In addition, Amy is broke, heavily in debt (because of the treatment centre bill), has to live with her mother, and is given a data processing job as a legal concession in the basement of Abaddon, working alongside what she initially perceives as a “bunch of carnival freaks”. Her former position further up in the corporate hierarchy has been filled, she keeps getting into trouble with HR, and Krista is now an Account Manager occupying Amy’s former office and brown-nosing Damon. The workplace is full of rage-triggers… someone as fiery and oblivious as Amy was always bound to make waves, one way or another. The waves this woman makes, and the ridiculous schemes she comes up with, are among the many reasons I kept watching, and why I am so keen to check out season two. After the meandering and perceptive introspection of the first season, ‘Enlightened’ takes a turn, with a tighter plot focus, propelled by Amy’s desire to uncover corporate malfeasance at Abbadon, whilst maintaining, I’ve heard, some of the contemplative aspects, philosophical nuance and poetic monologues that marked season one. As well as it’s inherent compassion for its characters. The contrast between Amy’s genuinely good intentions (revealed in those contemplative moments) and her actions in the world, highlight how difficult it can be to translate right thought into right action, when you are a flawed human in a flawed world. But Amy – bless her batshit heart – never stops trying.
I wish so hard this series could have continued. Considering people like me, a couple of AV Club writers, and reviewers are its only fans, it was never going to be a success. But I’m happy Mike White got a shot to do it. He called it his “Cinderella moment”.

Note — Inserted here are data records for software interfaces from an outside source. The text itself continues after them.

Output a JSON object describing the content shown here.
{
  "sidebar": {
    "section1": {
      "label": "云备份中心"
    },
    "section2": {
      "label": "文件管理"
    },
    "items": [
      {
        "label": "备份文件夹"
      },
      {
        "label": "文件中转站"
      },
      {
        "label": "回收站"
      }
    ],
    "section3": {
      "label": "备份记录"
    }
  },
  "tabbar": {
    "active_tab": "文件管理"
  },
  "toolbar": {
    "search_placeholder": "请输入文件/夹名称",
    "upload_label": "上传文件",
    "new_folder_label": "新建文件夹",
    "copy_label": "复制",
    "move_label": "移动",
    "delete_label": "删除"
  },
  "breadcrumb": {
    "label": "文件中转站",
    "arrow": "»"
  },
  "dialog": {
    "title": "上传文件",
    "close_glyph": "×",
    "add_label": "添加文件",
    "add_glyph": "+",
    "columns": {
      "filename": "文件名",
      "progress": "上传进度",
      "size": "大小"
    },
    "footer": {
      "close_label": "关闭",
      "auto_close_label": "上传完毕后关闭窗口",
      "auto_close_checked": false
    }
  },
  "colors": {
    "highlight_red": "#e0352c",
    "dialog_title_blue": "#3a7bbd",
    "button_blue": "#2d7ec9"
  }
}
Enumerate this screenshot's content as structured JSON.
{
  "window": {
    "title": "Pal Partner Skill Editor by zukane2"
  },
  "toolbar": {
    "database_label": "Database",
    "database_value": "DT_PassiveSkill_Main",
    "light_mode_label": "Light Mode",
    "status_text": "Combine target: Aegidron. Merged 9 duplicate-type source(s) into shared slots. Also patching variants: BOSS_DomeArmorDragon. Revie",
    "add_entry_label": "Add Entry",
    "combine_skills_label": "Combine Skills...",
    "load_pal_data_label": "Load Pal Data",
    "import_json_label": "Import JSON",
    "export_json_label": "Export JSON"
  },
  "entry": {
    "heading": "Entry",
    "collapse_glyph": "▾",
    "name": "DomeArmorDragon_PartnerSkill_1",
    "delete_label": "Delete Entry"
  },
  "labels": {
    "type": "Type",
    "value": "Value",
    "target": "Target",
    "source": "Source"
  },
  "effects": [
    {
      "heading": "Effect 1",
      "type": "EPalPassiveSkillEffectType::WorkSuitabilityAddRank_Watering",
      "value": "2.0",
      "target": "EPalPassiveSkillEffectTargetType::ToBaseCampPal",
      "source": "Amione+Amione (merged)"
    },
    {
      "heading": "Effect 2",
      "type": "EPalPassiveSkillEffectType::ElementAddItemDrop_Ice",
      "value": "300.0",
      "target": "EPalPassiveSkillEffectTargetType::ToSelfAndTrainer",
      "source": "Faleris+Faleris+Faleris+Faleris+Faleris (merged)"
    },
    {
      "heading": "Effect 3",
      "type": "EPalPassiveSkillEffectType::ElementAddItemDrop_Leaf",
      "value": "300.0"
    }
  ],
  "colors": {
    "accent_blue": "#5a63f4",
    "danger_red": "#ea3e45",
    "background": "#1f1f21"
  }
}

Leaving you with two personal anthems: first song ends episode 3 of Girls (‘Dancing on my own’); the second sublimely overlays the last scene in episode 1 of ‘Enlightened’ (Regina Spektor’s ‘Human of the Year’).
Always happily surprised when a TV show plays a song I actually know 🙂 Rare.